Reception teacher Stella Jones wears many hats. One of them is the town mayor's, reports Reva Klein
Between reading The Little Red Hen in the morning and doing number work with her reception class at Damers first school in the afternoon, Stella Jones occasionally has to dash out at lunchtime to don a heavy gold chain, majestic red gown and jaunty black hat and transform herself into the Mayor of Casterbridge to open shopping centres and attend meetings. No, she's not involved in amateur dramatics and, in truth, it's not really Casterbridge - although that was what Thomas Hardy called his home town of Dorchester in Dorset, where Stella Jones lives, works and has been involved in public service for 30 years.
As well as being outgoing mayor, Ms Jones is also a Liberal Democrat councillor. On official occasions when not enshrouded in gowns and hats, she loyally, not to say boldly, wears a lemon suit. Although a quiet, measured person, she clearly loves public life, juggling a hectic schedule with calm finesse. She's certainly had enough experience of it. She served as mayor 12 years ago, before she went back to teaching after having four children. And she's been a councillor for 25 years. Her husband, too, has been mayor twice and is a longstanding Lib Dem councillor.
Why juggle so many duties when being a teacher is demanding enough? "I love this town," she beams, driving around Dorchester on a sunny Saturday afternoon in her custard-coloured convertible.
Apart from being compelled to give something back to the town she loves so much, it's probably that very contrast between her two lives that drives her to pack so many activities in. "There's certainly a big difference between my status as lowest of the low in the school hierarchy and dining with royalty and wearing my robes," she laughs. "But once you take the chain off, you stop being mayor."
Her pupils get a kick out of having a teacher who seems so into dressing up. "They like to see me in my chain. When I've had to do one of my quick-change routines after rushing back from a meeting at the town hall or a mayoral event, they've all hadto try on the full regalia - chain, gown, hat, the lot. And when I started, one of my pupils thought I was going to be the Queen."
If her pupils have delighted in her mayoral grandness over this past year, how did her own children react when she first held the post 12 years ago? "My kids were teenagers then. They told me later that they didn't like it. They were embarrassed. But they don't mind it now."
Just as well, since according to the way things are done in Dorchester, she'll be serving as deputy mayor for the coming year, albeit without the get-up. Most of the events that demand her dressing up take place in the evenings or at weekends.
As we meet, she has just planted a millennium capsule from the town council - with a letter from her as mayor - at the opening of a new sports pavilion. On the odd occasion when her duties do conflict with the school day, Damers has to arrange a supply teacher, but it doesn't seem to pose much of a problem. Does she need to shed one persona for another as she moves from being reception teacher to mayor and councillor?
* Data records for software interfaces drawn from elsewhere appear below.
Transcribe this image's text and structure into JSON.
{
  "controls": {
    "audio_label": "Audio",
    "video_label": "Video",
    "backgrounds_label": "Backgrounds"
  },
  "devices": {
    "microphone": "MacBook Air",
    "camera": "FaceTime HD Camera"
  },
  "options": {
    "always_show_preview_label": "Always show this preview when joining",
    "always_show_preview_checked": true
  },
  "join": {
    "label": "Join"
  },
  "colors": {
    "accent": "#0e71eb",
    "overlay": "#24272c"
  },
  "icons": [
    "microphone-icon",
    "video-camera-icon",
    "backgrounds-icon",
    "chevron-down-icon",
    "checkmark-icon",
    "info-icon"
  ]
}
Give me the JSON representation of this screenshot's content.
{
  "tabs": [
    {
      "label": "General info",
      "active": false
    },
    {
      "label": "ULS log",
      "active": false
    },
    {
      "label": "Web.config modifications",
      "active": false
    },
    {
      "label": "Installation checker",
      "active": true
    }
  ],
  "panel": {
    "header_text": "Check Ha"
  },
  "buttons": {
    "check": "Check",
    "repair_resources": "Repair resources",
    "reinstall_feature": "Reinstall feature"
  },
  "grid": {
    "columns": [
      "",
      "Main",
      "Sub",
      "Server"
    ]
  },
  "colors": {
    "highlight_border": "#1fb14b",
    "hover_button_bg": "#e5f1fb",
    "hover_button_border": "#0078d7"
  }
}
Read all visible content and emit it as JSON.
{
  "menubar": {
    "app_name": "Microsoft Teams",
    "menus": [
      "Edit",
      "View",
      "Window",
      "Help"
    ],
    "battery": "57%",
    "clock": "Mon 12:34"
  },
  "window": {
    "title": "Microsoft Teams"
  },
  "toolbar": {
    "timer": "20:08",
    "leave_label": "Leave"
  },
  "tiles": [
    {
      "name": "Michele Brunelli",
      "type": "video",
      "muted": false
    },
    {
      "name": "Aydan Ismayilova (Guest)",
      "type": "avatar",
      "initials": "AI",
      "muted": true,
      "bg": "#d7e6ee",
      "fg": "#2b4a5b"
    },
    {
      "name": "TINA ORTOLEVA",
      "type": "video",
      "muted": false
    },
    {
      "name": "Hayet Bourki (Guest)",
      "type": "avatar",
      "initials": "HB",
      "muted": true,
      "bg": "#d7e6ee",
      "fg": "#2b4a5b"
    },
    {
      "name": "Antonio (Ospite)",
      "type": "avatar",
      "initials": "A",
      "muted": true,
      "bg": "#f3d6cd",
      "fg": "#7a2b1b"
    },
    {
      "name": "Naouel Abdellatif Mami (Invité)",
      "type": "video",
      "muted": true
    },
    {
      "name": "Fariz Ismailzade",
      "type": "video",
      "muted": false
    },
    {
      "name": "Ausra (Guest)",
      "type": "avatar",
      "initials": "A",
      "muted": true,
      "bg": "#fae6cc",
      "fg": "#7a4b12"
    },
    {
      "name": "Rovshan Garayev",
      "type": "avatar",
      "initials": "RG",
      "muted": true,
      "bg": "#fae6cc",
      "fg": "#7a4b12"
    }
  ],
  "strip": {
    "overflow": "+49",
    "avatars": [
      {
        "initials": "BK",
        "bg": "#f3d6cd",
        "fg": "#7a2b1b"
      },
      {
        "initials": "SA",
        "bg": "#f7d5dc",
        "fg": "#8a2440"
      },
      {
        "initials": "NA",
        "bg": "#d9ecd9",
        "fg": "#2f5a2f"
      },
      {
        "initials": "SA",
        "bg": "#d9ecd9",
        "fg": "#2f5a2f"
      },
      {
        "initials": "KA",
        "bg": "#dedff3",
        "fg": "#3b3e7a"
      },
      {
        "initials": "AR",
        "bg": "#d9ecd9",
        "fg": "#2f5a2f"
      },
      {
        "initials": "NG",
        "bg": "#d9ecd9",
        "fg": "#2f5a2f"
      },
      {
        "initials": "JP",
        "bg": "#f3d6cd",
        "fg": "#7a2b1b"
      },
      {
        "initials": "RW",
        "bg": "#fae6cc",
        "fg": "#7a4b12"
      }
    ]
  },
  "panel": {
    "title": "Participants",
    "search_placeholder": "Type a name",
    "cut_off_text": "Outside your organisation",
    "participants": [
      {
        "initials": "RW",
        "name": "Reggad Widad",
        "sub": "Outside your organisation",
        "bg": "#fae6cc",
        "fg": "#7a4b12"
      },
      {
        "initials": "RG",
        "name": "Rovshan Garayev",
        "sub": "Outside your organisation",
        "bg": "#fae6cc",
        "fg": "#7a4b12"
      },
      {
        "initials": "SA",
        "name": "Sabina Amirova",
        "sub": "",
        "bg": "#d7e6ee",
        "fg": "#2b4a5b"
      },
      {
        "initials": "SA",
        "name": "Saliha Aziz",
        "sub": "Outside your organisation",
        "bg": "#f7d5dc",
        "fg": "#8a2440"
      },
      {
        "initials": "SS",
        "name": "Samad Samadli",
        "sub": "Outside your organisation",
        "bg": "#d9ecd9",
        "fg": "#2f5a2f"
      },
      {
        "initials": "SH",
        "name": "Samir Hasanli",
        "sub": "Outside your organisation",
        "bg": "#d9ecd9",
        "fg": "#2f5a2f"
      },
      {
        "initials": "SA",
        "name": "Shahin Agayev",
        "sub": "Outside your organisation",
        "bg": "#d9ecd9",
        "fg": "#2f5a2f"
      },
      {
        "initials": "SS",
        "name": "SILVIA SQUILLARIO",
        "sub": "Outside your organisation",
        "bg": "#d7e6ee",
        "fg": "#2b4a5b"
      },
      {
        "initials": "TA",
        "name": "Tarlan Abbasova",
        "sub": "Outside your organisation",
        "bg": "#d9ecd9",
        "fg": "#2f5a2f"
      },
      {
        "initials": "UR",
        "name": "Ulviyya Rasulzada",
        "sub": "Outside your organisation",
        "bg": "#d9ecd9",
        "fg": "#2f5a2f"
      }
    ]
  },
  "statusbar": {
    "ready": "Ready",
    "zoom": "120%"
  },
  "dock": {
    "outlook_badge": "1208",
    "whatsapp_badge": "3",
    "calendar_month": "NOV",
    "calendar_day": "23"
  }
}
Apparently not. "Some people say I'm a bit of a teacher during meetings. Sometimes it's easier to teach a lively group of five-year-olds than it is to keep councillors in order."
A few of the skills as teacher, politician, chair and mayor happily overlap. "You've got to be organised, know what you want to achieve and stop people from drifting into other things." Substitute political hobby horses for Lego and prams and you get the picture. Her civic activity and pride influence her role as teacher, too. "I try to encourage the younger children to look after the school and the older children to do conservation work and get involved in the community in other ways."
Because Dorchester is such a small town (population 16,000), everyone more or less knows everybody else, and her status hasn't been an issue at school. "Perhaps people who have recently moved in are a bit cowed at first. But I've been teaching here so long that people generally see me as Stella Jones, a teacher who just happens to be the mayor and a councillor."